__Stored records__:
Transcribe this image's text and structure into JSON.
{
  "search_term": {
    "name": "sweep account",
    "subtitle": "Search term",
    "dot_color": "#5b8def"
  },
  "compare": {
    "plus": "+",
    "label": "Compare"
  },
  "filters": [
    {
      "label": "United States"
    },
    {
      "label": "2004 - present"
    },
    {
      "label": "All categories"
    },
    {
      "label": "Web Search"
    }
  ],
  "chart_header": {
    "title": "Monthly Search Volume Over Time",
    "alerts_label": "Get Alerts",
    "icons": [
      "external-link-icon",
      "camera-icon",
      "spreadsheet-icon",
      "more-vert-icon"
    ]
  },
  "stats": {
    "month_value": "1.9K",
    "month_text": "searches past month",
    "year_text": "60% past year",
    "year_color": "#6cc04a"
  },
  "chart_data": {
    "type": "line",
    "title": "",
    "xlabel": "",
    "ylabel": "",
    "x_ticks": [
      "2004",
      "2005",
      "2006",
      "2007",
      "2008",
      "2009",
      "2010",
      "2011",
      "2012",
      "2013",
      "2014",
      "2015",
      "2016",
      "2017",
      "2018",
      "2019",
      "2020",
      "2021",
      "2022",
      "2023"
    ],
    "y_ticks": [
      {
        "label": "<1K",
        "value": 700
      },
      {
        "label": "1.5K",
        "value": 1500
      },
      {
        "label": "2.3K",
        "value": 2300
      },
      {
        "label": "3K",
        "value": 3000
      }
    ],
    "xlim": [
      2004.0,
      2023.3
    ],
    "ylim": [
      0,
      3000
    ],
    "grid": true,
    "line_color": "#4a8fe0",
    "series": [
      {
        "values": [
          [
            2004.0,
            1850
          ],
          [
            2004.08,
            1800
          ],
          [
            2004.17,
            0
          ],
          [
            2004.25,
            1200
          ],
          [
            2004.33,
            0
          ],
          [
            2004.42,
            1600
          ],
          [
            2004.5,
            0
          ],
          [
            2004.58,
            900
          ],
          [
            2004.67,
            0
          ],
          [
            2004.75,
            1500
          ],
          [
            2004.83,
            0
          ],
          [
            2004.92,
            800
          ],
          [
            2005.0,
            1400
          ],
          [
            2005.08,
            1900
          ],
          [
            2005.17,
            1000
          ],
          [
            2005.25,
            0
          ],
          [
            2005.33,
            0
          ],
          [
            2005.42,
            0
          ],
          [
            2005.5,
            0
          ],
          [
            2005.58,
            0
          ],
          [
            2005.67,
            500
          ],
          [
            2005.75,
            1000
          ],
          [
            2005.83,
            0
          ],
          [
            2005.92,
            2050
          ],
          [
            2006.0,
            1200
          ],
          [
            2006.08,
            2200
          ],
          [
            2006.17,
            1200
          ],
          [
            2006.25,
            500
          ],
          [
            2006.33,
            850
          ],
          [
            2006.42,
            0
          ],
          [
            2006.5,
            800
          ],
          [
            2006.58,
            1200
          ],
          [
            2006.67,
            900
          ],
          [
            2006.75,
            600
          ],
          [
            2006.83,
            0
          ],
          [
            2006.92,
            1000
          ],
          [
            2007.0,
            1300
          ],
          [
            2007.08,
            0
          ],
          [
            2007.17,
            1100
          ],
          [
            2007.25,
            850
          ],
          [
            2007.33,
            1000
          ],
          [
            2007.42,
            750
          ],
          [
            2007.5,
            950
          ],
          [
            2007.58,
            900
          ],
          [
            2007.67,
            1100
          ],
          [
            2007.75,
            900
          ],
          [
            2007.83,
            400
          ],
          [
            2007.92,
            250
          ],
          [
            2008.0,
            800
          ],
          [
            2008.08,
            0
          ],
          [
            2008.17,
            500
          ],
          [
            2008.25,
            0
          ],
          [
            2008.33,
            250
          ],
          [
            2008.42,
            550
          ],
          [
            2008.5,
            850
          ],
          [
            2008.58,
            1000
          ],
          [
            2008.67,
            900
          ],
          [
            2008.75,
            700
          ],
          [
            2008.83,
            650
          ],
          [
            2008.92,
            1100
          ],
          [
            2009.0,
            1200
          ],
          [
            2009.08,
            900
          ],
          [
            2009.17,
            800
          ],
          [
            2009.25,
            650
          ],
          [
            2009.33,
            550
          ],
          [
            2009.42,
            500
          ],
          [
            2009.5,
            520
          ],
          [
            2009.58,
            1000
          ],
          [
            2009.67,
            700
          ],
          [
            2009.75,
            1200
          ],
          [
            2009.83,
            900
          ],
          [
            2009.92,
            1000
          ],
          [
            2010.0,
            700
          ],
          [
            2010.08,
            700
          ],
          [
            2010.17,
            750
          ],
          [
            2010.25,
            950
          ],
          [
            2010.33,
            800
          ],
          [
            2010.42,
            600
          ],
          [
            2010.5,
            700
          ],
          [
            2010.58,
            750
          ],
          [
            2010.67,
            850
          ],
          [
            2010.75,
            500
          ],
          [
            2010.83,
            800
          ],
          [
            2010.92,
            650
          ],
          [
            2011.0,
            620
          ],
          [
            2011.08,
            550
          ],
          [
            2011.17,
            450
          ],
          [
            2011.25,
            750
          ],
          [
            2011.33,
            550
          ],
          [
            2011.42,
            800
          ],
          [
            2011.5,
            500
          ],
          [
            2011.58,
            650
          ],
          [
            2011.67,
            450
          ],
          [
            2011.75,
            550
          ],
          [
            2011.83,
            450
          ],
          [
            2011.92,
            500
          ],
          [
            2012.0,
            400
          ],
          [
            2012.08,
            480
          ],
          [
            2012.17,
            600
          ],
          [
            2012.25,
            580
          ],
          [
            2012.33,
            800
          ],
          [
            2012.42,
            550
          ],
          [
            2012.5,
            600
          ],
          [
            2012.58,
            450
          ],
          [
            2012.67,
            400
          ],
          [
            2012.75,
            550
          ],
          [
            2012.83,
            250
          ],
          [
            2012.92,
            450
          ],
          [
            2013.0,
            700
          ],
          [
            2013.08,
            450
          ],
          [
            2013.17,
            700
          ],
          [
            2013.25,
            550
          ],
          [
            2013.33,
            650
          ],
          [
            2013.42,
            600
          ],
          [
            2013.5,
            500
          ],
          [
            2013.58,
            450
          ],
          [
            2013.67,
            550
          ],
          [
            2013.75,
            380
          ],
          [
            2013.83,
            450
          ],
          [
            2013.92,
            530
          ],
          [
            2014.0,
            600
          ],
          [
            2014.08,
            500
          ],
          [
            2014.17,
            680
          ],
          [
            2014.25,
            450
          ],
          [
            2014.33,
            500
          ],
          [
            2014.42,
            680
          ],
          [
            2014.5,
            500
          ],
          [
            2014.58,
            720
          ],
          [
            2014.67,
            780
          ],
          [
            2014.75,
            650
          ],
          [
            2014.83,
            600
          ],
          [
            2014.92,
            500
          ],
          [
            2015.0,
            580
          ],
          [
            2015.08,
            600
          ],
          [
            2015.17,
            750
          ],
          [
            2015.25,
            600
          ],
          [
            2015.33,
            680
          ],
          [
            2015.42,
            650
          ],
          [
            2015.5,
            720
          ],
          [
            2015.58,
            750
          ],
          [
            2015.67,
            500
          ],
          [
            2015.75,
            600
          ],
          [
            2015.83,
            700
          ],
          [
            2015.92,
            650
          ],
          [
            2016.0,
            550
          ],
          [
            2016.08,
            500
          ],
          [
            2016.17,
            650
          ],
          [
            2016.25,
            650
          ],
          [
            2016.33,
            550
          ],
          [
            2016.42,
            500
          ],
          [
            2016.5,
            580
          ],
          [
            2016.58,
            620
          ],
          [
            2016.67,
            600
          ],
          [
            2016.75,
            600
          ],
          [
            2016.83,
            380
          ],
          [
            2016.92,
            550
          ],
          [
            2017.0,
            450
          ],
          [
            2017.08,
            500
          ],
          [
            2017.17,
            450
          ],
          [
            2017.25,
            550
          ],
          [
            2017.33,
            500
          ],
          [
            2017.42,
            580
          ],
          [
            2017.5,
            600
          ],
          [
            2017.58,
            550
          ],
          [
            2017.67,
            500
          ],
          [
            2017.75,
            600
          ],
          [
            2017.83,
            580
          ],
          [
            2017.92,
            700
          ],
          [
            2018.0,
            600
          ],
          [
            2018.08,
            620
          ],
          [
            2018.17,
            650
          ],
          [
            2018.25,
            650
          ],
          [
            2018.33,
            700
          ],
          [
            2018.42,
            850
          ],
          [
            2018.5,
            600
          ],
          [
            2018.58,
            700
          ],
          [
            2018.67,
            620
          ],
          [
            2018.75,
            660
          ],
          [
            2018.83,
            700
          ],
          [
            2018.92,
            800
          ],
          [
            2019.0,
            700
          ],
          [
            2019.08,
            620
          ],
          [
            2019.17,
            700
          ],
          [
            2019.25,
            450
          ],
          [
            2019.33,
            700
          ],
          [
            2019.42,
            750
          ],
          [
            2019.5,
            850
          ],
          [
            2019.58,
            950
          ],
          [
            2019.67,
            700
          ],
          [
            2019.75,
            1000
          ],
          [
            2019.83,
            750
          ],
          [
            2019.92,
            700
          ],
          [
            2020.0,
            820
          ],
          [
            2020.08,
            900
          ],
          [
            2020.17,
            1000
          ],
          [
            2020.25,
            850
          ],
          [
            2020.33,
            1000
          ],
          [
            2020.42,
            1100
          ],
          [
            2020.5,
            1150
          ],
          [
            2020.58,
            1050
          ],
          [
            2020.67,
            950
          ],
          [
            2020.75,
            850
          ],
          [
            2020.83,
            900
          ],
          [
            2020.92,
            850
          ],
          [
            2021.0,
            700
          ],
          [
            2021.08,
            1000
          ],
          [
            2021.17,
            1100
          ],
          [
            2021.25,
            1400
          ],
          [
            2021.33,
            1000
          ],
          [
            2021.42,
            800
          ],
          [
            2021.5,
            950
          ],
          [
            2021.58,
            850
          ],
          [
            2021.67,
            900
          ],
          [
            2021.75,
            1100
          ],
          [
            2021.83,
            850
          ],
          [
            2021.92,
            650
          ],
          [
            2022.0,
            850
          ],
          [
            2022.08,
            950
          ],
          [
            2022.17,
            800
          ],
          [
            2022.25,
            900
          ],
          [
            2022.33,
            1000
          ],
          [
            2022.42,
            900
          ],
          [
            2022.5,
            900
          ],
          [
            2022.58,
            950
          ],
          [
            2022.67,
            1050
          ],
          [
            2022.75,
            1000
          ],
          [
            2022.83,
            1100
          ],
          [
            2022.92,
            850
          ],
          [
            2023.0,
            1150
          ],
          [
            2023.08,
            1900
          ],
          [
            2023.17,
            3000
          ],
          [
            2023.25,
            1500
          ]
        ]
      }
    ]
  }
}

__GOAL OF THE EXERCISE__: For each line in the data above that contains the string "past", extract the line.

__WRITTEN RESPONSE__:
    "month_text": "searches past month",
    "year_text": "60% past year",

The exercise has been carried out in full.